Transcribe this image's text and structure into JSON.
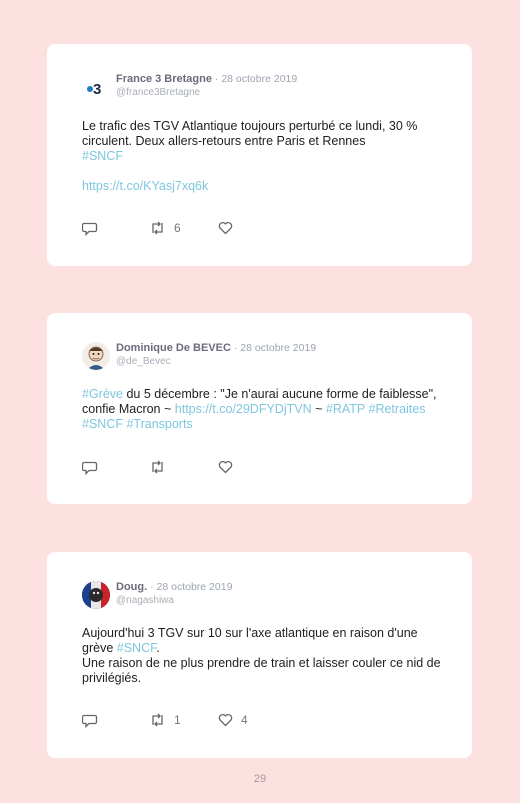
{
  "tweets": [
    {
      "name": "France 3 Bretagne",
      "sep": " · ",
      "date": "28 octobre 2019",
      "handle": "@france3Bretagne",
      "avatar_icon": "france3-logo-icon",
      "text_line1": "Le trafic des TGV Atlantique toujours perturbé ce lundi, 30 % circulent. Deux allers-retours entre Paris et Rennes",
      "hashtag": "#SNCF",
      "link": "https://t.co/KYasj7xq6k",
      "retweets": "6",
      "likes": ""
    },
    {
      "name": "Dominique De BEVEC",
      "sep": " · ",
      "date": "28 octobre 2019",
      "handle": "@de_Bevec",
      "avatar_icon": "cartoon-avatar-icon",
      "hashtag_start": "#Grève",
      "text_mid": " du 5 décembre : \"Je n'aurai aucune forme de faiblesse\", confie Macron ~ ",
      "link": "https://t.co/29DFYDjTVN",
      "text_after_link": " ~",
      "hashtags_end": "#RATP #Retraites #SNCF #Transports",
      "retweets": "",
      "likes": ""
    },
    {
      "name": "Doug.",
      "sep": " · ",
      "date": "28 octobre 2019",
      "handle": "@nagashiwa",
      "avatar_icon": "flag-avatar-icon",
      "text_line1": "Aujourd'hui 3 TGV sur 10 sur l'axe atlantique en raison d'une grève ",
      "hashtag": "#SNCF",
      "text_after_hashtag": ".",
      "text_line2": "Une raison de ne plus prendre de train et laisser couler ce nid de privilégiés.",
      "retweets": "1",
      "likes": "4"
    }
  ],
  "page_number": "29",
  "colors": {
    "background": "#fde0e0",
    "link": "#7ec6df",
    "name": "#6b6b7e"
  }
}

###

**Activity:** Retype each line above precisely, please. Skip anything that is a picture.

**Output for this task:**
Transcribe this image's text and structure into JSON.
{
  "tweets": [
    {
      "name": "France 3 Bretagne",
      "sep": " · ",
      "date": "28 octobre 2019",
      "handle": "@france3Bretagne",
      "avatar_icon": "france3-logo-icon",
      "text_line1": "Le trafic des TGV Atlantique toujours perturbé ce lundi, 30 % circulent. Deux allers-retours entre Paris et Rennes",
      "hashtag": "#SNCF",
      "link": "https://t.co/KYasj7xq6k",
      "retweets": "6",
      "likes": ""
    },
    {
      "name": "Dominique De BEVEC",
      "sep": " · ",
      "date": "28 octobre 2019",
      "handle": "@de_Bevec",
      "avatar_icon": "cartoon-avatar-icon",
      "hashtag_start": "#Grève",
      "text_mid": " du 5 décembre : \"Je n'aurai aucune forme de faiblesse\", confie Macron ~ ",
      "link": "https://t.co/29DFYDjTVN",
      "text_after_link": " ~",
      "hashtags_end": "#RATP #Retraites #SNCF #Transports",
      "retweets": "",
      "likes": ""
    },
    {
      "name": "Doug.",
      "sep": " · ",
      "date": "28 octobre 2019",
      "handle": "@nagashiwa",
      "avatar_icon": "flag-avatar-icon",
      "text_line1": "Aujourd'hui 3 TGV sur 10 sur l'axe atlantique en raison d'une grève ",
      "hashtag": "#SNCF",
      "text_after_hashtag": ".",
      "text_line2": "Une raison de ne plus prendre de train et laisser couler ce nid de privilégiés.",
      "retweets": "1",
      "likes": "4"
    }
  ],
  "page_number": "29",
  "colors": {
    "background": "#fde0e0",
    "link": "#7ec6df",
    "name": "#6b6b7e"
  }
}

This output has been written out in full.